The advertisement also features model Kendall Jenner happily joining the protesters. She hands a can of Pepsi to a young cop that’s barricading the street, apparently defusing the tension. Everyone is happy. The advertisement ends with the statement: “Live Bolder.”
After receiving criticism that called the ad “tone-deaf,” the company pulled the spot from the air. The company also released an apology, stating that their intention was not to make light of a serious issue. The ad was also deleted from YouTube.
Whatever the ad’s intentions, it references the dynamic between protesters and cops in a deeply oversimplified manner. The way that Pepsi displays this dynamic is particularly troubling, given the surge of police brutality against protesters.

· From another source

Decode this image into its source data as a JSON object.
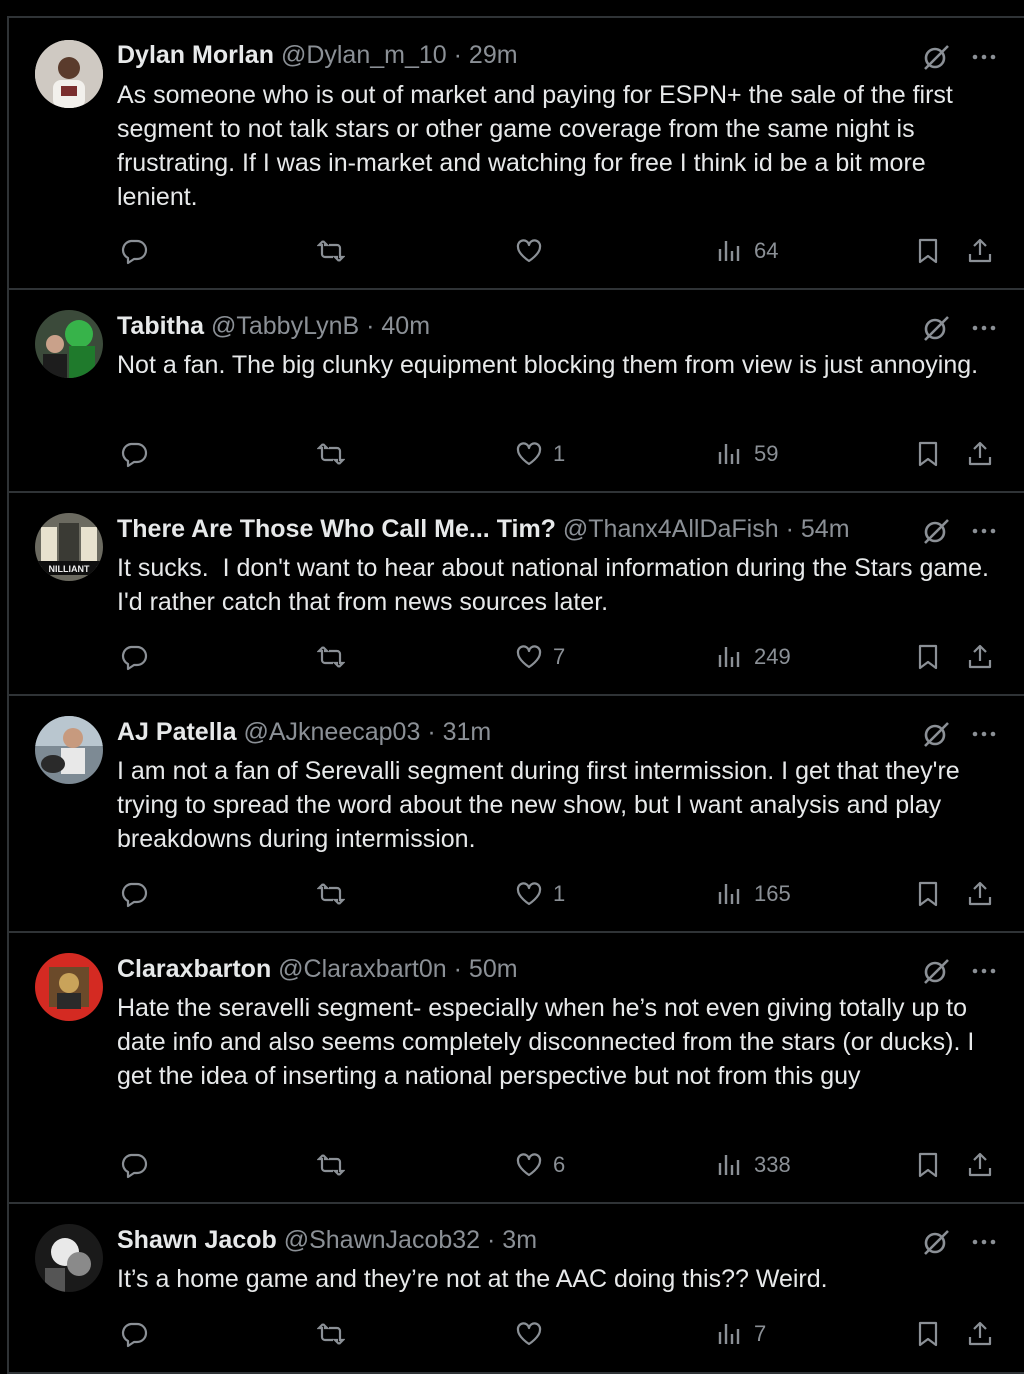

The advertisement’s loose reliance on protesting imagery and the generalization of grave situations is misguided.
High profile ads like the one Pepsi released wrongly suggest that by purchasing a product, the consumer somehow engages in a political “conversation”.
Political virtue can not, however, be sold and bought.
Companies like Budweiser brand themselves as quintessentially American. Its most recent Super Bowl advertisement showcases founder Adolphus Bush’s journey as an immigrant, suggesting the company’s solidarity with that demographic. This manner of politicizing a product has truth. It’s a fact that Budweiser was founded by an immigrant, and for that reason, there was little opposition to it from the public.
What the consumer craves is truth, something sorely lacking in Pepsi’s vague protest scenario.
If the company really wishes to start a conversation, not just profit off of political unrest, staying authentic to the product they’re selling, instead of tying to add meaning where there is none, makes more sense.
Perhaps such advertisements can create a starting point for political conversations, even on the most basic level, but in today’s political landscape, we deserve more information than we’re going to receive in the condensed advertisement format.
Advertisements are not the medium in which to depict intense cynicism and division, and they shouldn’t try to.
Attempting to soften the brutal realities of political divide is grossly inappropriate for the maker of a trivial consumer product like soda, and is a disservice to the people that actually attempt to start difficult discussions, like the news media.